Material for the task section start
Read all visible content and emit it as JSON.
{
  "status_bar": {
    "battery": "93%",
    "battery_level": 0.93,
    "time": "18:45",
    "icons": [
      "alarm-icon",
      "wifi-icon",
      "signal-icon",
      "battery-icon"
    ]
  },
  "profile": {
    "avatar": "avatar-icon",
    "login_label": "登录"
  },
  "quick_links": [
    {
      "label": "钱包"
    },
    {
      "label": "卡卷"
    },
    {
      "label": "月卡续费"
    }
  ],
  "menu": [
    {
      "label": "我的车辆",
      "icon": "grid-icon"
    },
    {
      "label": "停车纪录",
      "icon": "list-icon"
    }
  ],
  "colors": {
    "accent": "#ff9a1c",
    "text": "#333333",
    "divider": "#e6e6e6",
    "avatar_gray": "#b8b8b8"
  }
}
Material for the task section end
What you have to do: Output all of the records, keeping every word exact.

Output for this exercise:
Read all visible content and emit it as JSON.
{
  "status_bar": {
    "battery": "93%",
    "battery_level": 0.93,
    "time": "18:45",
    "icons": [
      "alarm-icon",
      "wifi-icon",
      "signal-icon",
      "battery-icon"
    ]
  },
  "profile": {
    "avatar": "avatar-icon",
    "login_label": "登录"
  },
  "quick_links": [
    {
      "label": "钱包"
    },
    {
      "label": "卡卷"
    },
    {
      "label": "月卡续费"
    }
  ],
  "menu": [
    {
      "label": "我的车辆",
      "icon": "grid-icon"
    },
    {
      "label": "停车纪录",
      "icon": "list-icon"
    }
  ],
  "colors": {
    "accent": "#ff9a1c",
    "text": "#333333",
    "divider": "#e6e6e6",
    "avatar_gray": "#b8b8b8"
  }
}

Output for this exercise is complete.